If you are successful in harvesting a caribou, you will have to decide how much meat you will be taking home with you. Most transporters have connections with game meat donation agencies, and there are plenty of locals who depend on and greatly appreciate any and all meat and fat they can get if you choose to donate some or all of it. Getting your meat home will require you to put it in wax boxes that are close to airtight or some kind of cooler that is airtight for commercial airline transportation. You cannot have any blood leaking from your container in order for it to go on the airline. One tip when dealing with velvet antlers is that if your velvet is slipping at all in the field, it is best to strip off all of it. It will be bloody, but a simple drenching in the river or creek can clean them up and rinse the blood off. If you are hunting during the first of August, you might have a chance of saving the velvet, but anything later than the 15th and it might be better to just strip it. Boxing up antlers will require a little work with wrapping the tips in some kind of cardboard and/or foam so they do not get chipped or poke through the box en route to their final destination. Oftentimes, you will be required to split the skull of your caribou in order for it to fit inside a box for transportation.

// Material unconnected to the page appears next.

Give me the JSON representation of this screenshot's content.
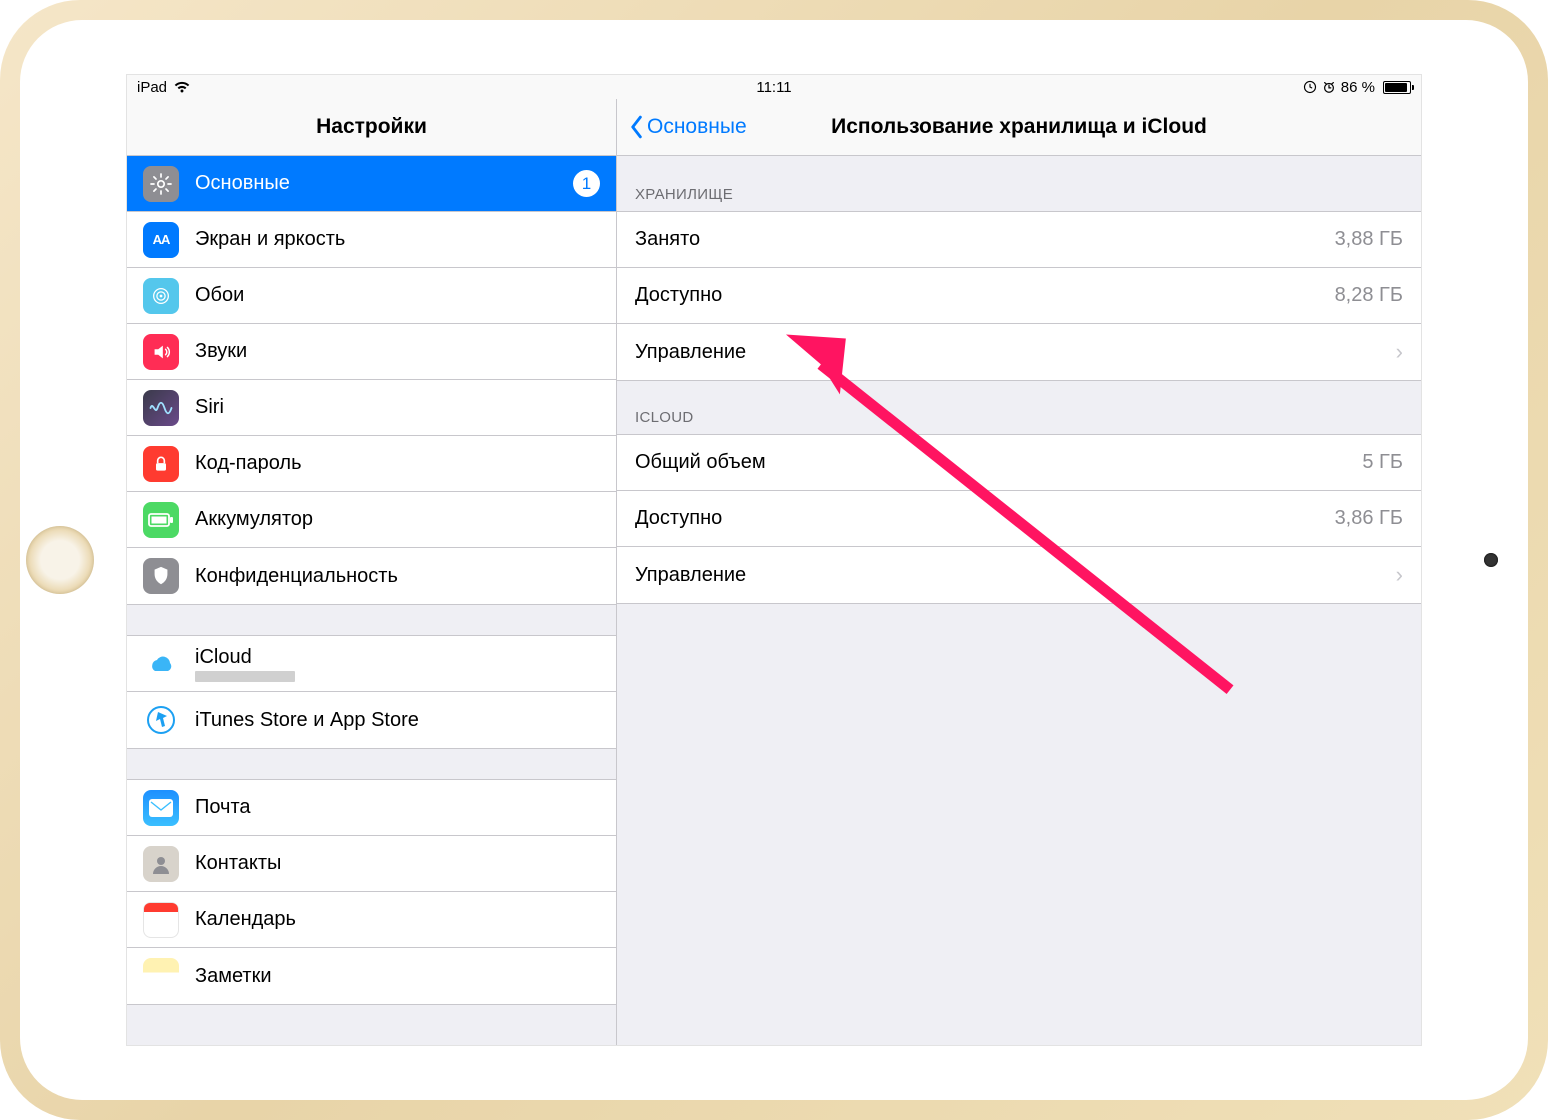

Drop camp caribou hunts can range from $2,500 to $4,500, with some transporters having extra charges for things like caribou removal from the field, additional flights for gear, gear rentals, etc. Flights to and from Alaska are going to be around $1,000-$1,400 per person for full- priced, non-refundable round trip tickets. Extra baggage fees can vary but will be somewhere close to $100-$200 extra, depending on the amount and weight of extra bags. Miscellaneous costs for items that will be purchased in Alaska, like butane/propane bottles, meat boxes and coolers, and boxes for antlers, can vary but shouldn’t exceed $200-$300. It is also nice to tip your pilot a couple hundred dollars or so if he did a good job. Assuming you have all your own gear and do not need to purchase any, you will be looking at around $5,000 for a self-guided caribou hunt in Alaska. Typically, a fully-guided caribou hunt is going to cost north of $8,000 just for the hunt and you will still have to account for flights in and out of Alaska as well as shipping cost.

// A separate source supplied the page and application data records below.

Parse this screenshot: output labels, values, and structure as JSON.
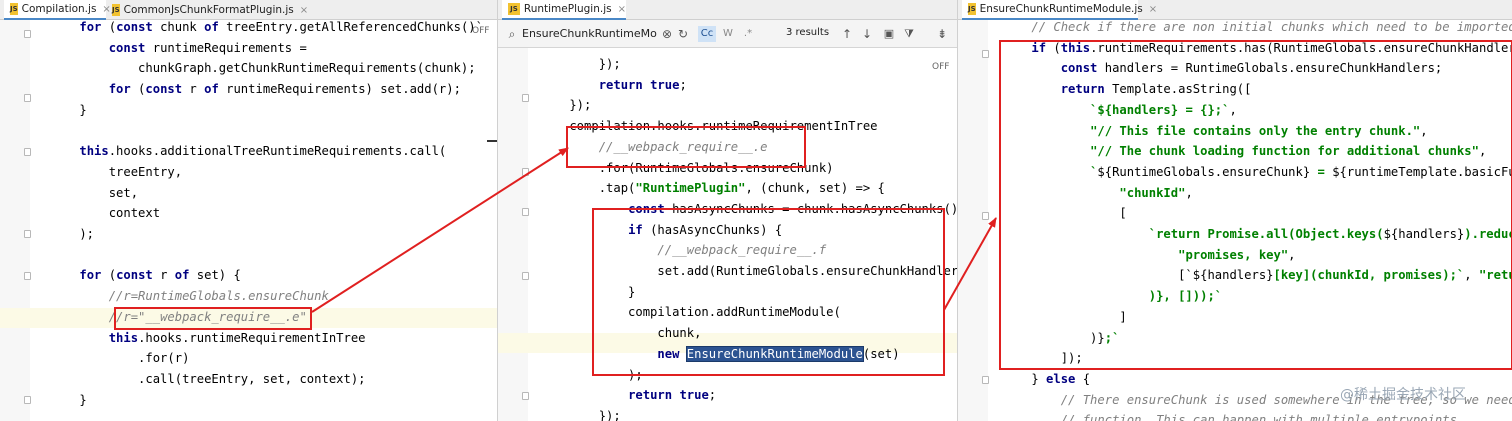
{
  "tabs": {
    "panel1": [
      {
        "label": "Compilation.js",
        "icon": "js-icon"
      },
      {
        "label": "CommonJsChunkFormatPlugin.js",
        "icon": "js-icon"
      }
    ],
    "panel2": [
      {
        "label": "RuntimePlugin.js",
        "icon": "js-icon"
      }
    ],
    "panel3": [
      {
        "label": "EnsureChunkRuntimeModule.js",
        "icon": "js-icon"
      }
    ]
  },
  "search": {
    "query": "EnsureChunkRuntimeMo",
    "results": "3 results",
    "match_case": "Cc",
    "whole_word": "W",
    "regex": ".*"
  },
  "off_label": "OFF",
  "watermark": "@稀土掘金技术社区",
  "colors": {
    "keyword": "#000080",
    "string": "#008000",
    "comment": "#808080",
    "highlight_box": "#e02020",
    "current_line": "#fcfae6",
    "selection": "#2c5391"
  },
  "panel1_lines": [
    [
      {
        "t": "    "
      },
      {
        "t": "for",
        "c": "kw"
      },
      {
        "t": " ("
      },
      {
        "t": "const",
        "c": "kw"
      },
      {
        "t": " chunk "
      },
      {
        "t": "of",
        "c": "kw"
      },
      {
        "t": " treeEntry.getAllReferencedChunks()`"
      }
    ],
    [
      {
        "t": "        "
      },
      {
        "t": "const",
        "c": "kw"
      },
      {
        "t": " runtimeRequirements ="
      }
    ],
    [
      {
        "t": "            chunkGraph.getChunkRuntimeRequirements(chunk);"
      }
    ],
    [
      {
        "t": "        "
      },
      {
        "t": "for",
        "c": "kw"
      },
      {
        "t": " ("
      },
      {
        "t": "const",
        "c": "kw"
      },
      {
        "t": " r "
      },
      {
        "t": "of",
        "c": "kw"
      },
      {
        "t": " runtimeRequirements) set.add(r);"
      }
    ],
    [
      {
        "t": "    }"
      }
    ],
    [
      {
        "t": ""
      }
    ],
    [
      {
        "t": "    "
      },
      {
        "t": "this",
        "c": "kw"
      },
      {
        "t": ".hooks.additionalTreeRuntimeRequirements.call("
      }
    ],
    [
      {
        "t": "        treeEntry,"
      }
    ],
    [
      {
        "t": "        set,"
      }
    ],
    [
      {
        "t": "        context"
      }
    ],
    [
      {
        "t": "    );"
      }
    ],
    [
      {
        "t": ""
      }
    ],
    [
      {
        "t": "    "
      },
      {
        "t": "for",
        "c": "kw"
      },
      {
        "t": " ("
      },
      {
        "t": "const",
        "c": "kw"
      },
      {
        "t": " r "
      },
      {
        "t": "of",
        "c": "kw"
      },
      {
        "t": " set) {"
      }
    ],
    [
      {
        "t": "        "
      },
      {
        "t": "//r=RuntimeGlobals.ensureChunk",
        "c": "cm"
      }
    ],
    [
      {
        "t": "        "
      },
      {
        "t": "//r=\"__webpack_require__.e\"",
        "c": "cm"
      }
    ],
    [
      {
        "t": "        "
      },
      {
        "t": "this",
        "c": "kw"
      },
      {
        "t": ".hooks.runtimeRequirementInTree"
      }
    ],
    [
      {
        "t": "            .for(r)"
      }
    ],
    [
      {
        "t": "            .call(treeEntry, set, context);"
      }
    ],
    [
      {
        "t": "    }"
      }
    ]
  ],
  "panel2_lines": [
    [
      {
        "t": "        });"
      }
    ],
    [
      {
        "t": "        "
      },
      {
        "t": "return",
        "c": "kw"
      },
      {
        "t": " "
      },
      {
        "t": "true",
        "c": "kw"
      },
      {
        "t": ";"
      }
    ],
    [
      {
        "t": "    });"
      }
    ],
    [
      {
        "t": "    compilation.hooks.runtimeRequirementInTree"
      }
    ],
    [
      {
        "t": "        "
      },
      {
        "t": "//__webpack_require__.e",
        "c": "cm"
      }
    ],
    [
      {
        "t": "        .for(RuntimeGlobals.ensureChunk)"
      }
    ],
    [
      {
        "t": "        .tap("
      },
      {
        "t": "\"RuntimePlugin\"",
        "c": "str"
      },
      {
        "t": ", (chunk, set) => {"
      }
    ],
    [
      {
        "t": "            "
      },
      {
        "t": "const",
        "c": "kw"
      },
      {
        "t": " hasAsyncChunks = chunk.hasAsyncChunks();"
      }
    ],
    [
      {
        "t": "            "
      },
      {
        "t": "if",
        "c": "kw"
      },
      {
        "t": " (hasAsyncChunks) {"
      }
    ],
    [
      {
        "t": "                "
      },
      {
        "t": "//__webpack_require__.f",
        "c": "cm"
      }
    ],
    [
      {
        "t": "                set.add(RuntimeGlobals.ensureChunkHandlers);"
      }
    ],
    [
      {
        "t": "            }"
      }
    ],
    [
      {
        "t": "            compilation.addRuntimeModule("
      }
    ],
    [
      {
        "t": "                chunk,"
      }
    ],
    [
      {
        "t": "                "
      },
      {
        "t": "new",
        "c": "kw"
      },
      {
        "t": " "
      },
      {
        "t": "EnsureChunkRuntimeModule",
        "c": "sel"
      },
      {
        "t": "(set)"
      }
    ],
    [
      {
        "t": "            );"
      }
    ],
    [
      {
        "t": "            "
      },
      {
        "t": "return",
        "c": "kw"
      },
      {
        "t": " "
      },
      {
        "t": "true",
        "c": "kw"
      },
      {
        "t": ";"
      }
    ],
    [
      {
        "t": "        });"
      }
    ]
  ],
  "panel3_lines": [
    [
      {
        "t": "    "
      },
      {
        "t": "// Check if there are non initial chunks which need to be imported using",
        "c": "cm"
      }
    ],
    [
      {
        "t": "    "
      },
      {
        "t": "if",
        "c": "kw"
      },
      {
        "t": " ("
      },
      {
        "t": "this",
        "c": "kw"
      },
      {
        "t": ".runtimeRequirements.has(RuntimeGlobals.ensureChunkHandlers)) {"
      }
    ],
    [
      {
        "t": "        "
      },
      {
        "t": "const",
        "c": "kw"
      },
      {
        "t": " handlers = RuntimeGlobals.ensureChunkHandlers;"
      }
    ],
    [
      {
        "t": "        "
      },
      {
        "t": "return",
        "c": "kw"
      },
      {
        "t": " Template.asString(["
      }
    ],
    [
      {
        "t": "            `${handlers}",
        "c": "str"
      },
      {
        "t": " = {};`",
        "c": "str"
      },
      {
        "t": ","
      }
    ],
    [
      {
        "t": "            "
      },
      {
        "t": "\"// This file contains only the entry chunk.\"",
        "c": "str"
      },
      {
        "t": ","
      }
    ],
    [
      {
        "t": "            "
      },
      {
        "t": "\"// The chunk loading function for additional chunks\"",
        "c": "str"
      },
      {
        "t": ","
      }
    ],
    [
      {
        "t": "            "
      },
      {
        "t": "`",
        "c": "str"
      },
      {
        "t": "${RuntimeGlobals.ensureChunk} "
      },
      {
        "t": "=",
        "c": "str"
      },
      {
        "t": " ${runtimeTemplate.basicFunction("
      }
    ],
    [
      {
        "t": "                "
      },
      {
        "t": "\"chunkId\"",
        "c": "str"
      },
      {
        "t": ","
      }
    ],
    [
      {
        "t": "                ["
      }
    ],
    [
      {
        "t": "                    "
      },
      {
        "t": "`return Promise.all(Object.keys(",
        "c": "str"
      },
      {
        "t": "${handlers}"
      },
      {
        "t": ").reduce(",
        "c": "str"
      },
      {
        "t": "${ru"
      }
    ],
    [
      {
        "t": "                        "
      },
      {
        "t": "\"promises, key\"",
        "c": "str"
      },
      {
        "t": ","
      }
    ],
    [
      {
        "t": "                        [`"
      },
      {
        "t": "${handlers}"
      },
      {
        "t": "[key](chunkId, promises);`",
        "c": "str"
      },
      {
        "t": ", "
      },
      {
        "t": "\"return pro",
        "c": "str"
      }
    ],
    [
      {
        "t": "                    )}, []));`",
        "c": "str"
      }
    ],
    [
      {
        "t": "                ]"
      }
    ],
    [
      {
        "t": "            )}"
      },
      {
        "t": ";`",
        "c": "str"
      }
    ],
    [
      {
        "t": "        ]);"
      }
    ],
    [
      {
        "t": "    } "
      },
      {
        "t": "else",
        "c": "kw"
      },
      {
        "t": " {"
      }
    ],
    [
      {
        "t": "        "
      },
      {
        "t": "// There ensureChunk is used somewhere in the tree, so we need an em",
        "c": "cm"
      }
    ],
    [
      {
        "t": "        "
      },
      {
        "t": "// function. This can happen with multiple entrypoints.",
        "c": "cm"
      }
    ]
  ]
}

I did not touch on the “how-to” or the actual hunt itself and why I prefer drop camp hunts over float hunts or the Haul Road hunt. If you want more insight into those aspects of the hunt, you can listen to me discuss it with Austin Atkinson on the Built to Hunt podcast, episode #80. This format allowed me to dive into the actual hunt itself and expand on hunting strategies and how my drop camp Alaska caribou hunt unfolded.